This man-made lake features a wealth of offshore structure and a massive shad population that lets bass live and feed in those deeper waters.
Numerous small creeks, coves and the submerged points connecting them to the main lake provide additional options for the fish.
There are plenty of places for largemouths to hide. But that changes in March and April.
"Unlike a lot of the lakes in the southern part of the state, Talquin has a very compressed spawn and pre-spawn period," explained veteran guide, Mike Mercuri. "Everything pretty much happens in two months -- March and April. And this is a great time to fish this lake."
Bass spend the winter months in the deeper main channel areas. But by late February, they're thinking about spawning and begin to make short movements towards the sheltered creeks where they bed.
By March, those movements are much stronger. "During March," Mercuri agreed, "you want to be looking at the main-lake creek channel points that connect with the smaller creeks. The bass want to get into those creeks to spawn, and move into them when the water temperature reaches about 65 degrees. But we don't normally have that temperature in March, so the fish tend to stack on those creek channel points."
There are several ways to tap into those point-hugging bass. Carolina or Do Nothing worm rigs are local favorites. Since the water is normally stained, dark-colored worms in black, blue-and-black glitter and June-bug are generally better bets.
Rigging with a floating worm or 5-inch lizard is sometimes more effective than traditional worms.
Rat-L-Trap style baits in red crawfish or blue chrome are other options. These can be cast to the deeper portion of the drop and banged along the bottom, from deep to shallow.
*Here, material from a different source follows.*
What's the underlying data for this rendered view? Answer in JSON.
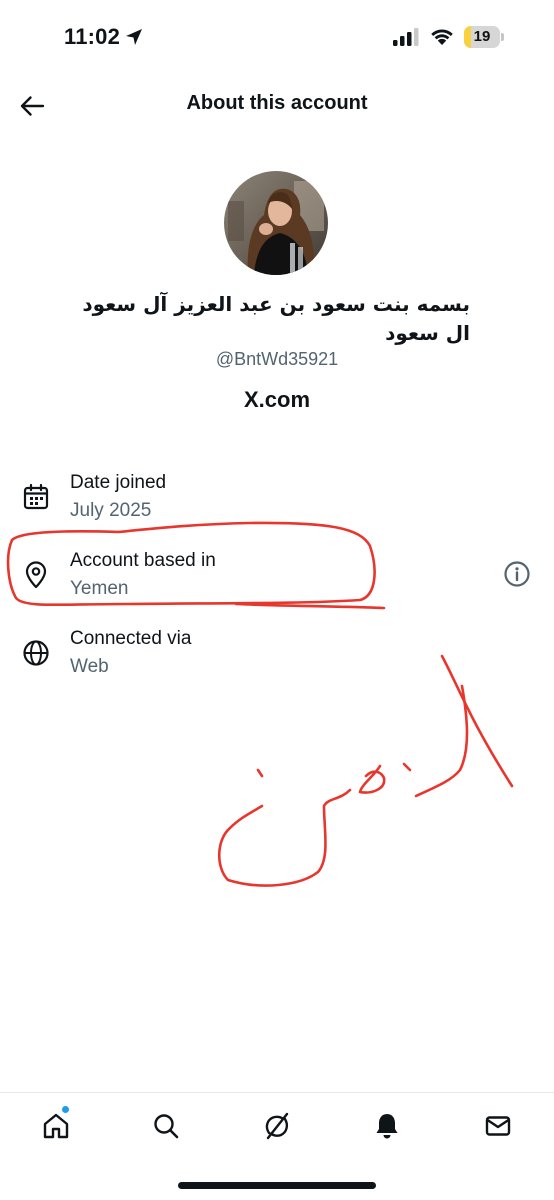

Or if active fish are seen, just zip it across the point. But be aware that largemouths share these points with striped bass, and that both fish love crankbaits.
During warming trends or on any sunny afternoons, bass frequently move all the way up the point to the wooded shorelines. This is especially true on those points with the wind blowing directly onto them. In such shallows, hard-plastic jerkbaits like the Bomber Long A or Rapala Minnow can be deadly. Highly visible colors like chrome-and-blue or white-and-chartreuse are top choices.
The same holds true for spinnerbaits worked right to the shoreline wood. But on this lake, the tradition
al colors aren't always best.
"These fish like a big, gaudy bait that produces a lot of vibration," Mercuri offered. "It's easier for them to find. I like skirts in chartreuse-and-orange or straight chartreuse, and rig them with gold Colorado blades in size 7 or 8. Subtle spinnerbaits aren't nearly as effective."
As the creek arms warm towards that magic 65-degree temperature, the bass push farther up the points. Savvy anglers do the same. Mercuri's end-of-March tactics normally have him starting on the shallow end of the points and moving up the creek itself.
Shoreline wood is a prime target for Texas-rigged worms, spinnerbaits or jerkbaits. Covering lots of water is a key.
"Most of these creeks and coves are not very big, Mercuri noted, "and the bass can move pretty quickly in them. You may catch them halfway up the creek one week, and all the way at the back the next. I want to move pretty quickly and figure out just where they are."
Once that's determined, the cover options become more defined. Channel bends, swings, and points are prime spots, and savvy anglers probe the shoreline wood carefully.
Bass that are actually spawning are most often found on any shallow flat containing coontail or lily pads lying adjacent to the main or secondary channel. The water is normally too dark to let you actually spot fish on a bed, although the bright spots are often visible. Casting to them with soft-plastics is effective, but don't overlook spinnerbaits and buzzbaits in the vegetation itself.
If docks or bulkheads are present, try those as well. Bass on Talquin tend to bed right next to them.
Normally, the spawn winds down by the end of April. But some largemouths hang around the spawning creeks for several weeks before they begin migrating back to the main lake.
The spawn doesn't last long on this lake, but the action can be frantic this month.
Find more about Florida fishing and hunting at FloridaGameandFish.com